**DIRECTIONS FOR THIS TASK**
What's wanted here is the full listing below, repeated exactly, with no images in it.

**EXTRACTED RECORDS**
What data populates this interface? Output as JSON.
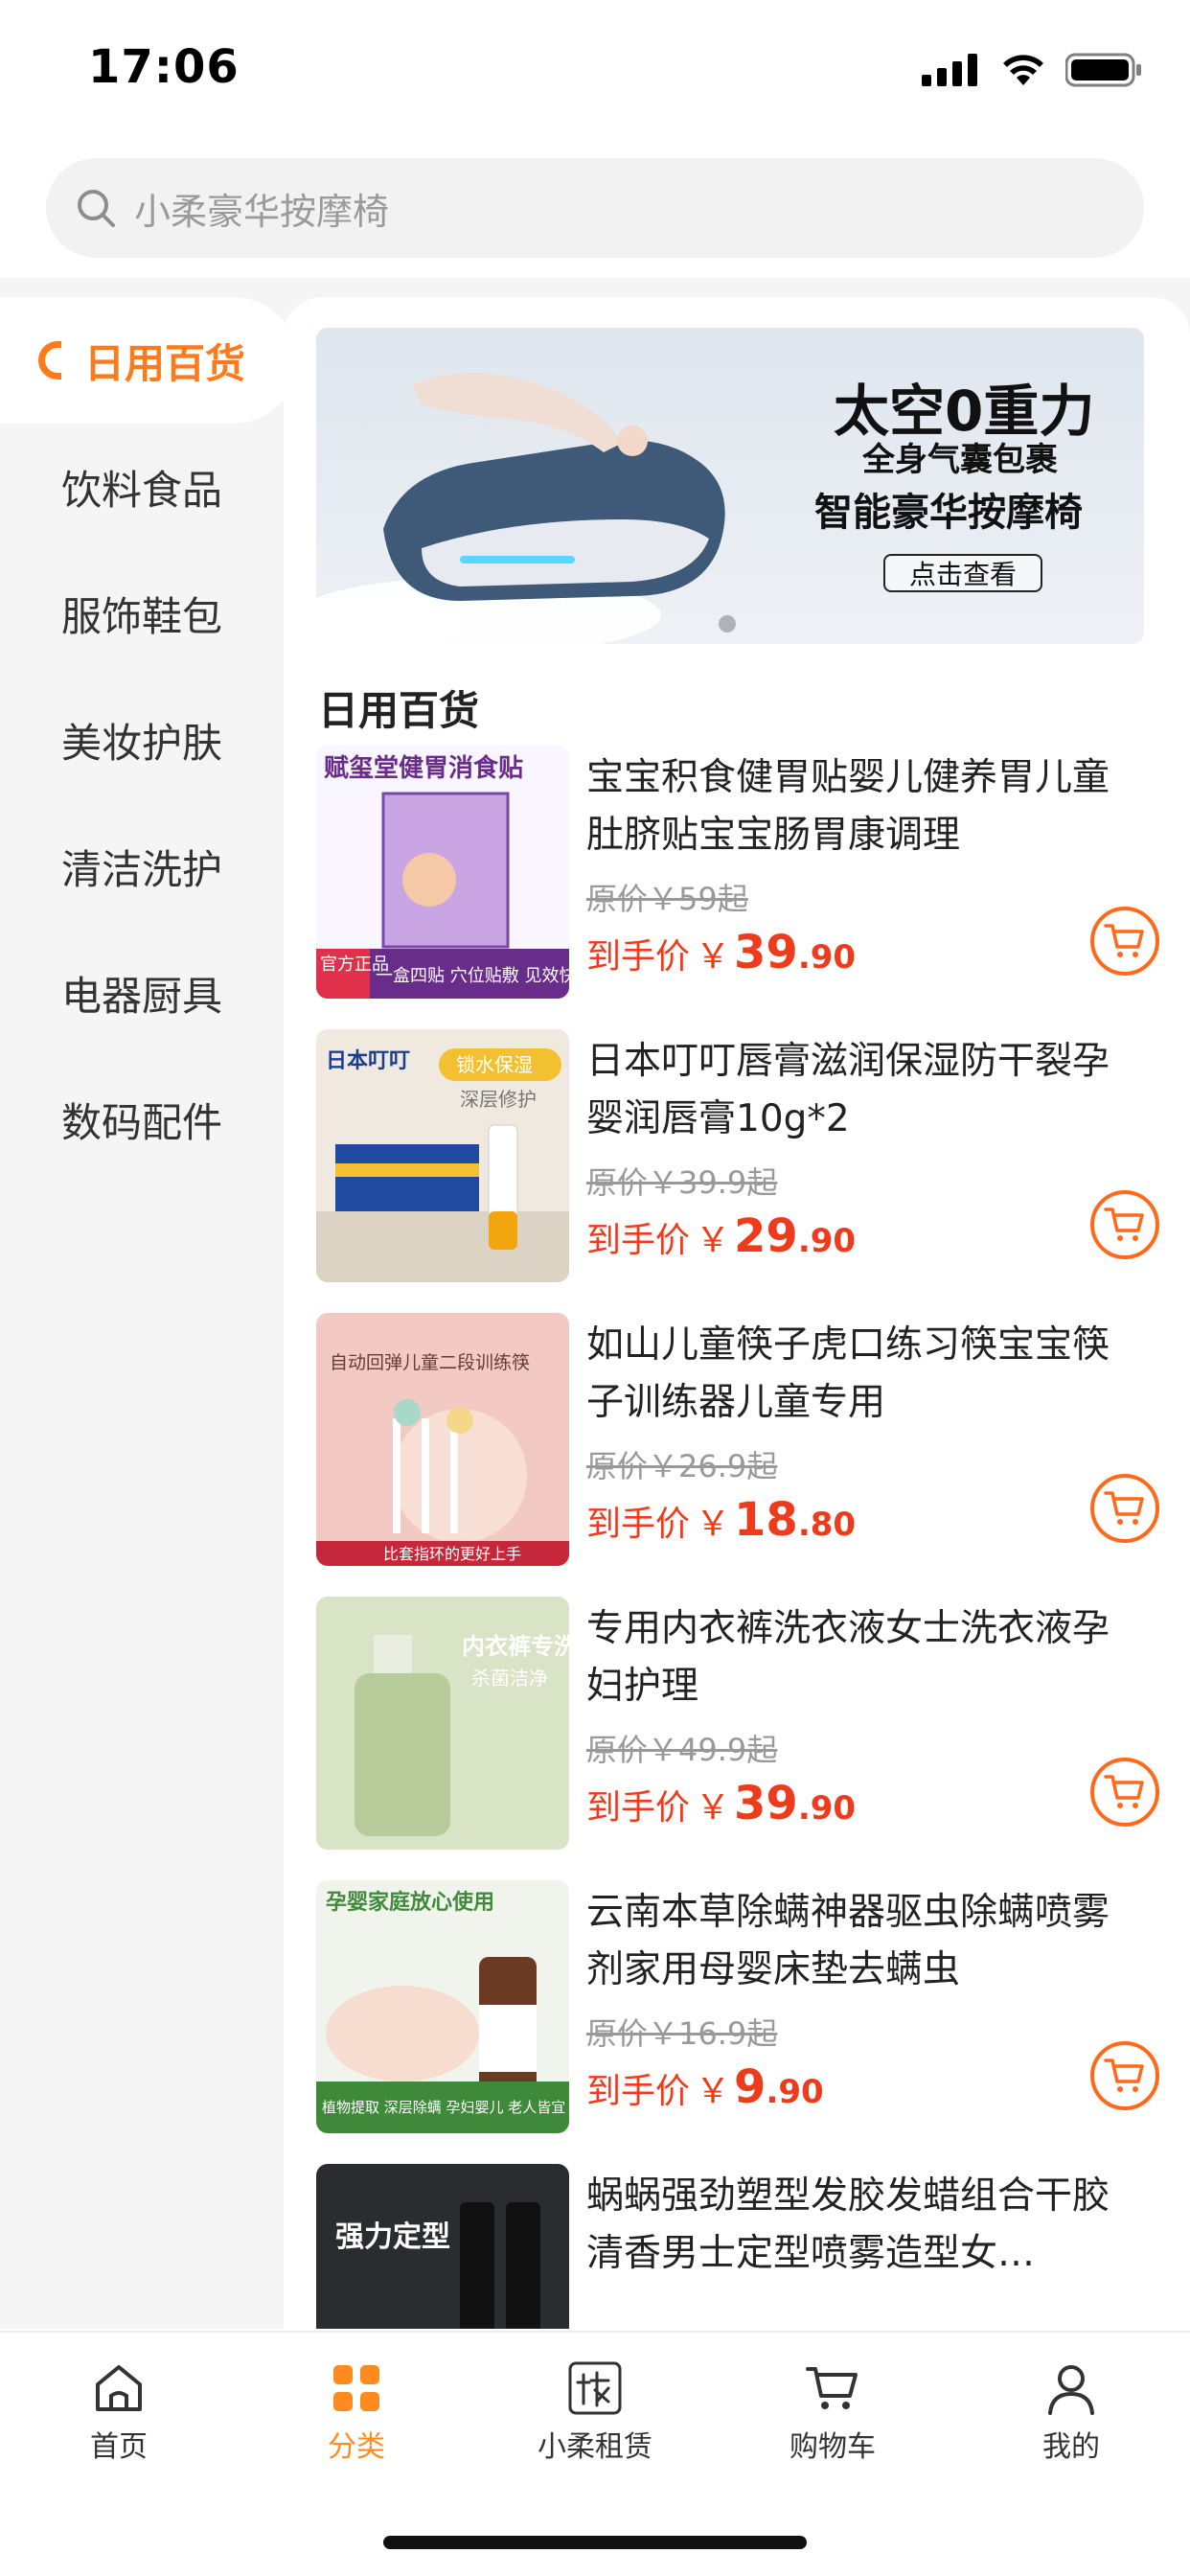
{
  "status_bar": {
    "time": "17:06"
  },
  "search": {
    "placeholder": "小柔豪华按摩椅"
  },
  "sidebar": {
    "items": [
      {
        "label": "日用百货",
        "active": true
      },
      {
        "label": "饮料食品"
      },
      {
        "label": "服饰鞋包"
      },
      {
        "label": "美妆护肤"
      },
      {
        "label": "清洁洗护"
      },
      {
        "label": "电器厨具"
      },
      {
        "label": "数码配件"
      }
    ]
  },
  "banner": {
    "line1": "太空0重力",
    "line2": "全身气囊包裹",
    "line3": "智能豪华按摩椅",
    "cta": "点击查看"
  },
  "section": {
    "title": "日用百货"
  },
  "products": [
    {
      "title": "宝宝积食健胃贴婴儿健养胃儿童肚脐贴宝宝肠胃康调理",
      "orig_price": "原价￥59起",
      "price_label": "到手价",
      "currency": "￥",
      "price_int": "39",
      "price_dec": ".90",
      "thumb_text": "赋玺堂健胃消食贴",
      "thumb_badge": "官方正品",
      "thumb_sub": "一盒四贴 穴位贴敷 见效快"
    },
    {
      "title": "日本叮叮唇膏滋润保湿防干裂孕婴润唇膏10g*2",
      "orig_price": "原价￥39.9起",
      "price_label": "到手价",
      "currency": "￥",
      "price_int": "29",
      "price_dec": ".90",
      "thumb_text": "日本叮叮",
      "thumb_badge": "锁水保湿",
      "thumb_sub": "深层修护"
    },
    {
      "title": "如山儿童筷子虎口练习筷宝宝筷子训练器儿童专用",
      "orig_price": "原价￥26.9起",
      "price_label": "到手价",
      "currency": "￥",
      "price_int": "18",
      "price_dec": ".80",
      "thumb_text": "自动回弹儿童二段训练筷",
      "thumb_badge": "",
      "thumb_sub": "比套指环的更好上手"
    },
    {
      "title": "专用内衣裤洗衣液女士洗衣液孕妇护理",
      "orig_price": "原价￥49.9起",
      "price_label": "到手价",
      "currency": "￥",
      "price_int": "39",
      "price_dec": ".90",
      "thumb_text": "内衣裤专洗原液",
      "thumb_badge": "",
      "thumb_sub": "杀菌洁净"
    },
    {
      "title": "云南本草除螨神器驱虫除螨喷雾剂家用母婴床垫去螨虫",
      "orig_price": "原价￥16.9起",
      "price_label": "到手价",
      "currency": "￥",
      "price_int": "9",
      "price_dec": ".90",
      "thumb_text": "孕婴家庭放心使用",
      "thumb_badge": "",
      "thumb_sub": "植物提取 深层除螨 孕妇婴儿 老人皆宜"
    },
    {
      "title": "蜗蜗强劲塑型发胶发蜡组合干胶清香男士定型喷雾造型女…",
      "orig_price": "",
      "price_label": "",
      "currency": "",
      "price_int": "",
      "price_dec": "",
      "thumb_text": "强力定型",
      "thumb_badge": "",
      "thumb_sub": ""
    }
  ],
  "tabbar": {
    "items": [
      {
        "label": "首页",
        "icon": "home-icon"
      },
      {
        "label": "分类",
        "icon": "category-icon",
        "active": true
      },
      {
        "label": "小柔租赁",
        "icon": "rental-icon"
      },
      {
        "label": "购物车",
        "icon": "cart-icon"
      },
      {
        "label": "我的",
        "icon": "profile-icon"
      }
    ]
  },
  "colors": {
    "accent": "#ff7a1a",
    "price": "#ee3b1c"
  }
}
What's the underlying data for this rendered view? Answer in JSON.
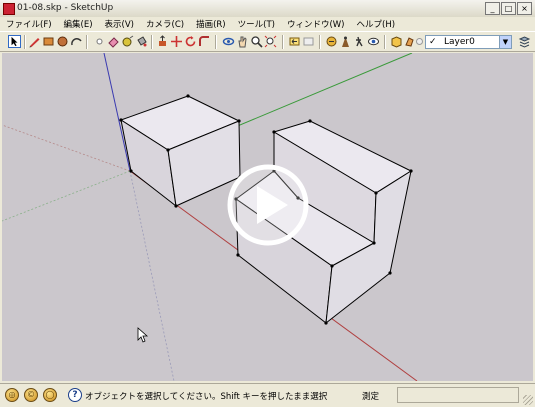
{
  "window": {
    "title": "01-08.skp - SketchUp",
    "controls": {
      "minimize": "_",
      "maximize": "□",
      "close": "×"
    }
  },
  "menu": {
    "items": [
      "ファイル(F)",
      "編集(E)",
      "表示(V)",
      "カメラ(C)",
      "描画(R)",
      "ツール(T)",
      "ウィンドウ(W)",
      "ヘルプ(H)"
    ]
  },
  "toolbar": {
    "layer_selected": "Layer0",
    "layer_check": "✓",
    "dropdown_arrow": "▼"
  },
  "status": {
    "message": "オブジェクトを選択してください。Shift キーを押したまま選択",
    "measurement_label": "測定",
    "measurement_value": "",
    "help_glyph": "?"
  },
  "colors": {
    "viewport_bg": "#cbc7cc",
    "face": "#e8e5ec",
    "edge": "#000000",
    "axis_red": "#b04040",
    "axis_green": "#3a9a3a",
    "axis_blue": "#3a3ab0",
    "accent": "#316ac5"
  }
}
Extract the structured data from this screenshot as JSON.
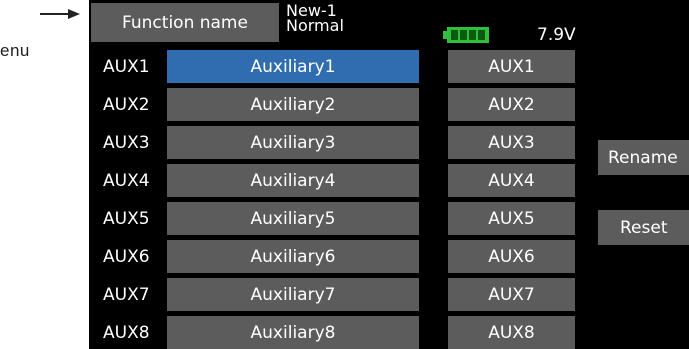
{
  "caption": "enu",
  "header": {
    "function_name_label": "Function name",
    "model_name": "New-1",
    "condition": "Normal",
    "voltage": "7.9V"
  },
  "rows": [
    {
      "channel": "AUX1",
      "name": "Auxiliary1",
      "alias": "AUX1"
    },
    {
      "channel": "AUX2",
      "name": "Auxiliary2",
      "alias": "AUX2"
    },
    {
      "channel": "AUX3",
      "name": "Auxiliary3",
      "alias": "AUX3"
    },
    {
      "channel": "AUX4",
      "name": "Auxiliary4",
      "alias": "AUX4"
    },
    {
      "channel": "AUX5",
      "name": "Auxiliary5",
      "alias": "AUX5"
    },
    {
      "channel": "AUX6",
      "name": "Auxiliary6",
      "alias": "AUX6"
    },
    {
      "channel": "AUX7",
      "name": "Auxiliary7",
      "alias": "AUX7"
    },
    {
      "channel": "AUX8",
      "name": "Auxiliary8",
      "alias": "AUX8"
    }
  ],
  "buttons": {
    "rename": "Rename",
    "reset": "Reset"
  },
  "colors": {
    "screen_bg": "#000000",
    "cell": "#5c5c5c",
    "selected": "#2f6db0",
    "battery": "#2fbf3a"
  }
}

**OUTPUT**
What data populates this interface? Output as JSON.
{
  "status_bar": {
    "time": "17:06"
  },
  "search": {
    "placeholder": "小柔豪华按摩椅"
  },
  "sidebar": {
    "items": [
      {
        "label": "日用百货",
        "active": true
      },
      {
        "label": "饮料食品"
      },
      {
        "label": "服饰鞋包"
      },
      {
        "label": "美妆护肤"
      },
      {
        "label": "清洁洗护"
      },
      {
        "label": "电器厨具"
      },
      {
        "label": "数码配件"
      }
    ]
  },
  "banner": {
    "line1": "太空0重力",
    "line2": "全身气囊包裹",
    "line3": "智能豪华按摩椅",
    "cta": "点击查看"
  },
  "section": {
    "title": "日用百货"
  },
  "products": [
    {
      "title": "宝宝积食健胃贴婴儿健养胃儿童肚脐贴宝宝肠胃康调理",
      "orig_price": "原价￥59起",
      "price_label": "到手价",
      "currency": "￥",
      "price_int": "39",
      "price_dec": ".90",
      "thumb_text": "赋玺堂健胃消食贴",
      "thumb_badge": "官方正品",
      "thumb_sub": "一盒四贴 穴位贴敷 见效快"
    },
    {
      "title": "日本叮叮唇膏滋润保湿防干裂孕婴润唇膏10g*2",
      "orig_price": "原价￥39.9起",
      "price_label": "到手价",
      "currency": "￥",
      "price_int": "29",
      "price_dec": ".90",
      "thumb_text": "日本叮叮",
      "thumb_badge": "锁水保湿",
      "thumb_sub": "深层修护"
    },
    {
      "title": "如山儿童筷子虎口练习筷宝宝筷子训练器儿童专用",
      "orig_price": "原价￥26.9起",
      "price_label": "到手价",
      "currency": "￥",
      "price_int": "18",
      "price_dec": ".80",
      "thumb_text": "自动回弹儿童二段训练筷",
      "thumb_badge": "",
      "thumb_sub": "比套指环的更好上手"
    },
    {
      "title": "专用内衣裤洗衣液女士洗衣液孕妇护理",
      "orig_price": "原价￥49.9起",
      "price_label": "到手价",
      "currency": "￥",
      "price_int": "39",
      "price_dec": ".90",
      "thumb_text": "内衣裤专洗原液",
      "thumb_badge": "",
      "thumb_sub": "杀菌洁净"
    },
    {
      "title": "云南本草除螨神器驱虫除螨喷雾剂家用母婴床垫去螨虫",
      "orig_price": "原价￥16.9起",
      "price_label": "到手价",
      "currency": "￥",
      "price_int": "9",
      "price_dec": ".90",
      "thumb_text": "孕婴家庭放心使用",
      "thumb_badge": "",
      "thumb_sub": "植物提取 深层除螨 孕妇婴儿 老人皆宜"
    },
    {
      "title": "蜗蜗强劲塑型发胶发蜡组合干胶清香男士定型喷雾造型女…",
      "orig_price": "",
      "price_label": "",
      "currency": "",
      "price_int": "",
      "price_dec": "",
      "thumb_text": "强力定型",
      "thumb_badge": "",
      "thumb_sub": ""
    }
  ],
  "tabbar": {
    "items": [
      {
        "label": "首页",
        "icon": "home-icon"
      },
      {
        "label": "分类",
        "icon": "category-icon",
        "active": true
      },
      {
        "label": "小柔租赁",
        "icon": "rental-icon"
      },
      {
        "label": "购物车",
        "icon": "cart-icon"
      },
      {
        "label": "我的",
        "icon": "profile-icon"
      }
    ]
  },
  "colors": {
    "accent": "#ff7a1a",
    "price": "#ee3b1c"
  }
}
What's the underlying data for this rendered view? Answer in JSON.
{
  "window": {
    "title": "01-08.skp - SketchUp",
    "controls": {
      "minimize": "_",
      "maximize": "□",
      "close": "×"
    }
  },
  "menu": {
    "items": [
      "ファイル(F)",
      "編集(E)",
      "表示(V)",
      "カメラ(C)",
      "描画(R)",
      "ツール(T)",
      "ウィンドウ(W)",
      "ヘルプ(H)"
    ]
  },
  "toolbar": {
    "layer_selected": "Layer0",
    "layer_check": "✓",
    "dropdown_arrow": "▼"
  },
  "status": {
    "message": "オブジェクトを選択してください。Shift キーを押したまま選択",
    "measurement_label": "測定",
    "measurement_value": "",
    "help_glyph": "?"
  },
  "colors": {
    "viewport_bg": "#cbc7cc",
    "face": "#e8e5ec",
    "edge": "#000000",
    "axis_red": "#b04040",
    "axis_green": "#3a9a3a",
    "axis_blue": "#3a3ab0",
    "accent": "#316ac5"
  }
}
Extract the structured data from this screenshot as JSON.
{
  "caption": "enu",
  "header": {
    "function_name_label": "Function name",
    "model_name": "New-1",
    "condition": "Normal",
    "voltage": "7.9V"
  },
  "rows": [
    {
      "channel": "AUX1",
      "name": "Auxiliary1",
      "alias": "AUX1"
    },
    {
      "channel": "AUX2",
      "name": "Auxiliary2",
      "alias": "AUX2"
    },
    {
      "channel": "AUX3",
      "name": "Auxiliary3",
      "alias": "AUX3"
    },
    {
      "channel": "AUX4",
      "name": "Auxiliary4",
      "alias": "AUX4"
    },
    {
      "channel": "AUX5",
      "name": "Auxiliary5",
      "alias": "AUX5"
    },
    {
      "channel": "AUX6",
      "name": "Auxiliary6",
      "alias": "AUX6"
    },
    {
      "channel": "AUX7",
      "name": "Auxiliary7",
      "alias": "AUX7"
    },
    {
      "channel": "AUX8",
      "name": "Auxiliary8",
      "alias": "AUX8"
    }
  ],
  "buttons": {
    "rename": "Rename",
    "reset": "Reset"
  },
  "colors": {
    "screen_bg": "#000000",
    "cell": "#5c5c5c",
    "selected": "#2f6db0",
    "battery": "#2fbf3a"
  }
}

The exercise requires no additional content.